Report each line of the entries that contains the word "menu", copied in full.

_Data to process_.
☆ ☆ ☆ ☆ ☆
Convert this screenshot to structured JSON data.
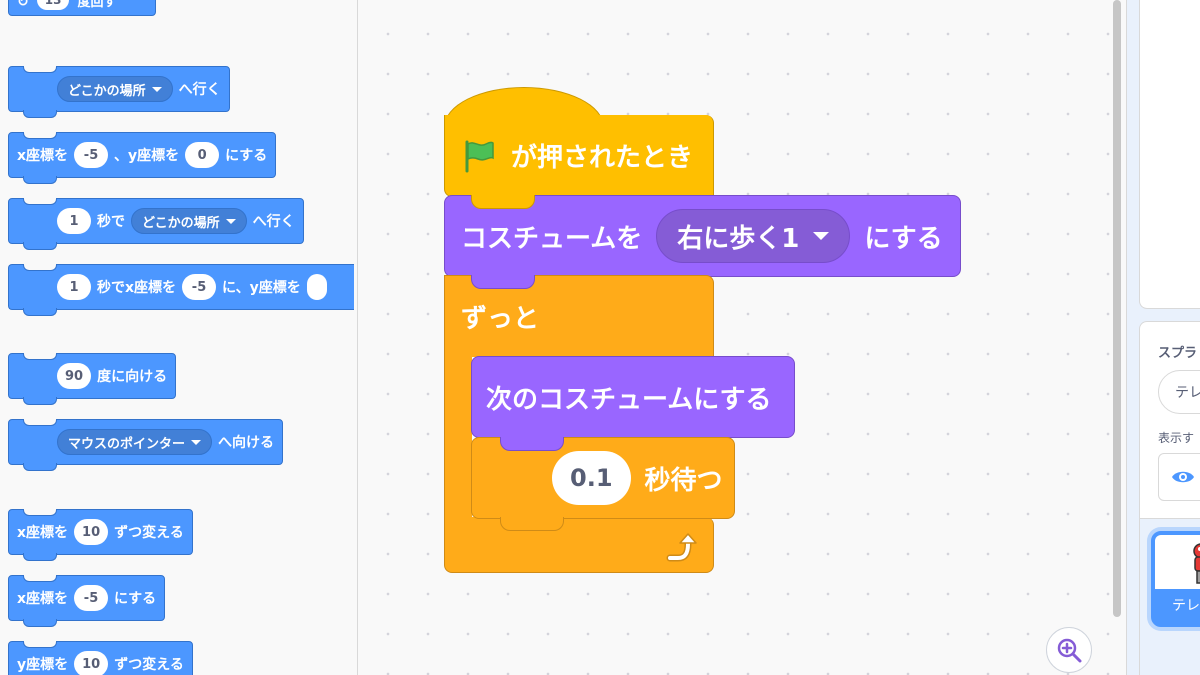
{
  "palette": {
    "partial_top": {
      "value": "13",
      "label": "度回す"
    },
    "go_to": {
      "menu": "どこかの場所",
      "suffix": "へ行く"
    },
    "go_xy": {
      "pre": "x座標を",
      "x": "-5",
      "mid": "、y座標を",
      "y": "0",
      "suffix": "にする"
    },
    "glide_to": {
      "secs": "1",
      "mid": "秒で",
      "menu": "どこかの場所",
      "suffix": "へ行く"
    },
    "glide_xy": {
      "secs": "1",
      "mid": "秒でx座標を",
      "x": "-5",
      "mid2": "に、y座標を"
    },
    "point_dir": {
      "value": "90",
      "suffix": "度に向ける"
    },
    "point_towards": {
      "menu": "マウスのポインター",
      "suffix": "へ向ける"
    },
    "change_x": {
      "pre": "x座標を",
      "value": "10",
      "suffix": "ずつ変える"
    },
    "set_x": {
      "pre": "x座標を",
      "value": "-5",
      "suffix": "にする"
    },
    "change_y": {
      "pre": "y座標を",
      "value": "10",
      "suffix": "ずつ変える"
    }
  },
  "script": {
    "hat_label": "が押されたとき",
    "switch_costume": {
      "pre": "コスチュームを",
      "menu": "右に歩く1",
      "suffix": "にする"
    },
    "forever_label": "ずっと",
    "next_costume": "次のコスチュームにする",
    "wait": {
      "value": "0.1",
      "suffix": "秒待つ"
    }
  },
  "sprite_info": {
    "sprite_label": "スプラ",
    "name_value": "テレ",
    "show_label": "表示す"
  },
  "sprite_list": {
    "selected_name": "テレ"
  },
  "icons": {
    "green_flag": "green-flag-icon",
    "loop_arrow": "loop-arrow-icon",
    "zoom": "zoom-in-icon",
    "eye": "eye-icon"
  },
  "colors": {
    "motion": "#4c97ff",
    "events": "#ffbf00",
    "control": "#ffab19",
    "looks": "#9966ff"
  }
}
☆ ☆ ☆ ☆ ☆
_Written solution_.
      "menu": "どこかの場所",
      "menu": "どこかの場所",
      "menu": "マウスのポインター",
      "menu": "右に歩く1",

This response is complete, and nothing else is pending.